Wherever a line holds the word "into", copy that line from the data.

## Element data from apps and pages

+ + + + + + +

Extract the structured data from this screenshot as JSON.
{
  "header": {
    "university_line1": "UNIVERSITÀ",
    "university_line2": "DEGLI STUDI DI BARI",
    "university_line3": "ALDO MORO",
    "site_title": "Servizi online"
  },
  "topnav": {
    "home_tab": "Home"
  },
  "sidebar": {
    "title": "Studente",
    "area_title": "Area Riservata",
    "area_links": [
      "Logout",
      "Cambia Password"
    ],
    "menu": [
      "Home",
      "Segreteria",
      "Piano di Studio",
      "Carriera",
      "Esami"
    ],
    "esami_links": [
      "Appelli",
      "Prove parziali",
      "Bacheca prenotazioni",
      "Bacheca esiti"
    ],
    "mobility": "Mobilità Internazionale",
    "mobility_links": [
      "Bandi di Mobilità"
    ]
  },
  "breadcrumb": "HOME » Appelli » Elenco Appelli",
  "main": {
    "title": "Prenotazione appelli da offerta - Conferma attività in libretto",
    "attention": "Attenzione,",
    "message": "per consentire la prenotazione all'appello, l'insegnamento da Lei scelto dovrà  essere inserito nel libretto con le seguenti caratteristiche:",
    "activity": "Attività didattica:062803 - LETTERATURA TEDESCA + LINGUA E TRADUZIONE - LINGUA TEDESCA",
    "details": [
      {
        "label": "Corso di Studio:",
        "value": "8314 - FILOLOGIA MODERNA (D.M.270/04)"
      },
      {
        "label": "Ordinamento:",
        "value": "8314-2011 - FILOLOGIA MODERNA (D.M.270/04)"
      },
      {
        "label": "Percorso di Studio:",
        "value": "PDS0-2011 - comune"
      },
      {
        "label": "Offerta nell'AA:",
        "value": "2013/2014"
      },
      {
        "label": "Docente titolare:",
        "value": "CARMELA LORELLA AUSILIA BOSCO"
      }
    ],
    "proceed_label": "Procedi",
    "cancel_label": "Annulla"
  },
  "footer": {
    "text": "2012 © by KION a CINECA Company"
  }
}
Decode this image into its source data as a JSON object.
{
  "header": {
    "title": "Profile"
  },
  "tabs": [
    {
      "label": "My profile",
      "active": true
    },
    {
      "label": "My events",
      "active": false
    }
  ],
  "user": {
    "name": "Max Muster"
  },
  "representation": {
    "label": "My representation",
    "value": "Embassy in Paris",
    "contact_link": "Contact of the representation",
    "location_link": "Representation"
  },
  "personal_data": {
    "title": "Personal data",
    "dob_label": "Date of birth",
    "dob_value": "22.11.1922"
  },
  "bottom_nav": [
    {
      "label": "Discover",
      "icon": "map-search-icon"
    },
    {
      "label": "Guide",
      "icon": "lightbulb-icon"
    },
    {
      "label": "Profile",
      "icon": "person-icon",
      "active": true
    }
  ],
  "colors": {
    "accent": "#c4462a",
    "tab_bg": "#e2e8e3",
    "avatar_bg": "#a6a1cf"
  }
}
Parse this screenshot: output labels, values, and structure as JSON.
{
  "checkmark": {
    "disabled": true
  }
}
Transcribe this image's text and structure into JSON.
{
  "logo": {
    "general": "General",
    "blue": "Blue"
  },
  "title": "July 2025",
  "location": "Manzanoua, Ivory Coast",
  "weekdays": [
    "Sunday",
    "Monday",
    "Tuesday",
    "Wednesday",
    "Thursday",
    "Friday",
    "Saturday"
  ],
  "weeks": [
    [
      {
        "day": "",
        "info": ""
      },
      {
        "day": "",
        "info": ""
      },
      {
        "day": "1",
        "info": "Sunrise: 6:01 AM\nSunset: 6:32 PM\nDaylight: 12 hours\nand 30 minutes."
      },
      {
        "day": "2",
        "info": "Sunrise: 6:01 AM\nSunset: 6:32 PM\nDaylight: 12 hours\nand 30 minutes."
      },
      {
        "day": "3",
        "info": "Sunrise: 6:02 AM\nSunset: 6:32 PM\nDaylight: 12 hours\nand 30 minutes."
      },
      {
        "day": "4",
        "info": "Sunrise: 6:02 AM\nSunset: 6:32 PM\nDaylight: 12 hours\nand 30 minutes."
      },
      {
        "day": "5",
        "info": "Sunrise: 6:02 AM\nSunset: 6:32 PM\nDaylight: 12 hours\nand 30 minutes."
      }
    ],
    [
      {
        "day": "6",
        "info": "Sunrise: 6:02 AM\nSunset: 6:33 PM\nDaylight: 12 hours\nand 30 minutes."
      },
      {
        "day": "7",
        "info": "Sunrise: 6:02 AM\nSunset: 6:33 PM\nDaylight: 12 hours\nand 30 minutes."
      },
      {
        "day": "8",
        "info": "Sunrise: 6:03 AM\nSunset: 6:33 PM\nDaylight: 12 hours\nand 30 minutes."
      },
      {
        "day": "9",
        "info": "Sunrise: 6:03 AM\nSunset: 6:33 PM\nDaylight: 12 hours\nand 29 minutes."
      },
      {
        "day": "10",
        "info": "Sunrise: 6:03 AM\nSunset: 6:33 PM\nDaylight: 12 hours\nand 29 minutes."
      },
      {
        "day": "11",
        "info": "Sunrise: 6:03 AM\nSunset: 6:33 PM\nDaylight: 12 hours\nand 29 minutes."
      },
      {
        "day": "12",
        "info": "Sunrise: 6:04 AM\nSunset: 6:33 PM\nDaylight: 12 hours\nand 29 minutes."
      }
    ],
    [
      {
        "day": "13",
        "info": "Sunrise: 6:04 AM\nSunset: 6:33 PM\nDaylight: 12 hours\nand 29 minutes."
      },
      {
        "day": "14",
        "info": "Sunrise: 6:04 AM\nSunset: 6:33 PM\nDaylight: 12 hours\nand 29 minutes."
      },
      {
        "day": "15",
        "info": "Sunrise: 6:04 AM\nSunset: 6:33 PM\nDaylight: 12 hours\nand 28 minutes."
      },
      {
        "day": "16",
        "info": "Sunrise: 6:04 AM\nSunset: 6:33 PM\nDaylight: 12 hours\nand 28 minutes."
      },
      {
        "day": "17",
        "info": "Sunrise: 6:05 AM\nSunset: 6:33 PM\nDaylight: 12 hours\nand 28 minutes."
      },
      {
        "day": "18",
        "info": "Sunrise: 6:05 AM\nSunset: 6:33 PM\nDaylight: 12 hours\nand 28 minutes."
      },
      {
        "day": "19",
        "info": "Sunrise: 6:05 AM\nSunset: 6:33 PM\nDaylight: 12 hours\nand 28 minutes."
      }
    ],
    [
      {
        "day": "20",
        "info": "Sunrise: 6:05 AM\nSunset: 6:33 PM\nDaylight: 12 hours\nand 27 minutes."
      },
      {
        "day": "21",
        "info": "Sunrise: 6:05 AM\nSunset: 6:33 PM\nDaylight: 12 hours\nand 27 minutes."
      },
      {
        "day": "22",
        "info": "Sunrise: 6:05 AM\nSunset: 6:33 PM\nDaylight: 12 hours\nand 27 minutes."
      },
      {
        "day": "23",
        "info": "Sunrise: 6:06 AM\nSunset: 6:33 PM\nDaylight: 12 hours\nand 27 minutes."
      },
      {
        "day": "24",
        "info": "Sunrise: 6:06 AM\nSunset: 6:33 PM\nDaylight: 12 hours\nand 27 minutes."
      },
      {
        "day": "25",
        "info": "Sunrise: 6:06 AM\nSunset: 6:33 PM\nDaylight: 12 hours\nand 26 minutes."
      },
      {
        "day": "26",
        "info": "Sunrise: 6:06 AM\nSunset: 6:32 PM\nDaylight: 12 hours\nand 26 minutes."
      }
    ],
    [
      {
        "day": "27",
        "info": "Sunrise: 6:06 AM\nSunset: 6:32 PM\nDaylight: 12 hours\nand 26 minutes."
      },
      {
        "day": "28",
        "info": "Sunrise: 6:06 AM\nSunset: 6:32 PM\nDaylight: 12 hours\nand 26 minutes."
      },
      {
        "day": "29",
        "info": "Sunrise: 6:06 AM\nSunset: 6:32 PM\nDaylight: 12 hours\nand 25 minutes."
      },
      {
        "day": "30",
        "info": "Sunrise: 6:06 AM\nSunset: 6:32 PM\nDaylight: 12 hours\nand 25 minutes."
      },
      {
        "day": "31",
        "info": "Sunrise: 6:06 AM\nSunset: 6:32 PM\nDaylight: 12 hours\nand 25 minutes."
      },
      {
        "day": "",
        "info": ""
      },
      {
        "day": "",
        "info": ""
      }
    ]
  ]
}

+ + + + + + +

## Exercise response
Decode this image into its source data as a JSON object.
Transcribe this image's text and structure into JSON.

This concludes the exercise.